Tech giants such as Facebook and Google pay remarkably little tax by shifting profits to low-tax member states, but plans to fix that have been deeply divisive in the EU.
EU finance ministers presented widely differing views on a plan to charge tech firms a 3 percent levy on digital revenues in all EU states:
- Key proponent France agreed to postpone implementation to 2020 if it meant saving the plan, but insisted on signing it by December.
- Ireland and Sweden remain sceptical, especially if the deal is not anchored in a global tax framework.
- Germany wants an OECD-backed global deal, but supports a 2020 EU back-up plan, if it doesn’t affect car makers.

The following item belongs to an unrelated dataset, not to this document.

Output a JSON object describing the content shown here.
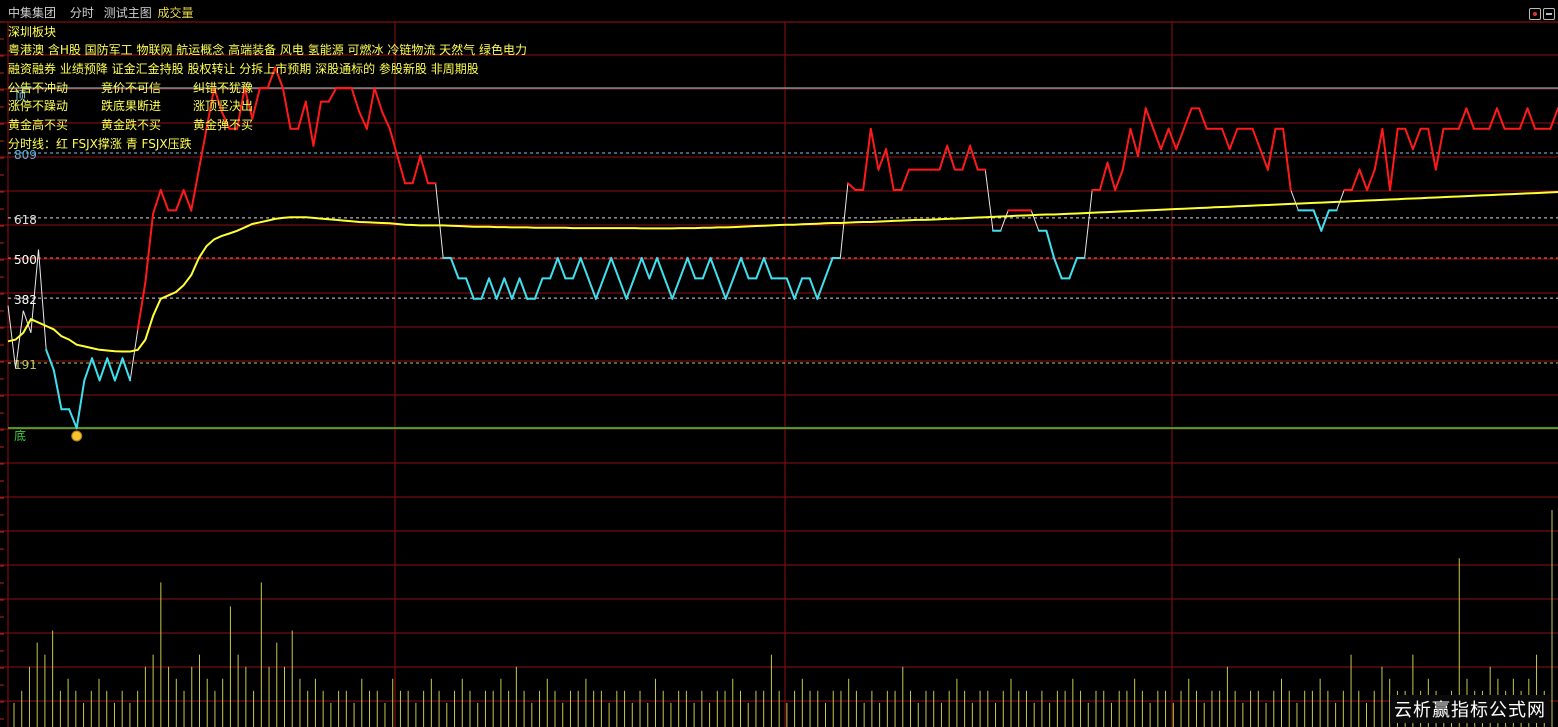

- Spain and the UK reiterated their plans for national schemes.
- Italy said it would impose a national plan if no EU plan was signed by December.
Possible US retaliation
“It is very difficult to see an agreement on the digital tax because so many technical issues are not solved yet,” Danish Finance Minister Kristian Jensen said, warning that the US could retaliate given it targets mostly American firms.
Irish Finance Minister Paschal Donohoe, who fears reduced tax revenue in his country, said the tax would set a negative precedent for Europe, as it would be imposed in states where consumers are located rather than where services are produced.
“We are net exporters. What kind of reaction would we have if this model was imposed on us?” he told ministers.
EU Economics Commissioner Pierre Moscovici warned: “If we do nothing, the EU will be split up like a puzzle and our European businesses will be the first to suffer.”
Where do we go from here? Current EU presidency holder Austria said it would lead a final push in December but was pessimistic about members’ appetite for compromise.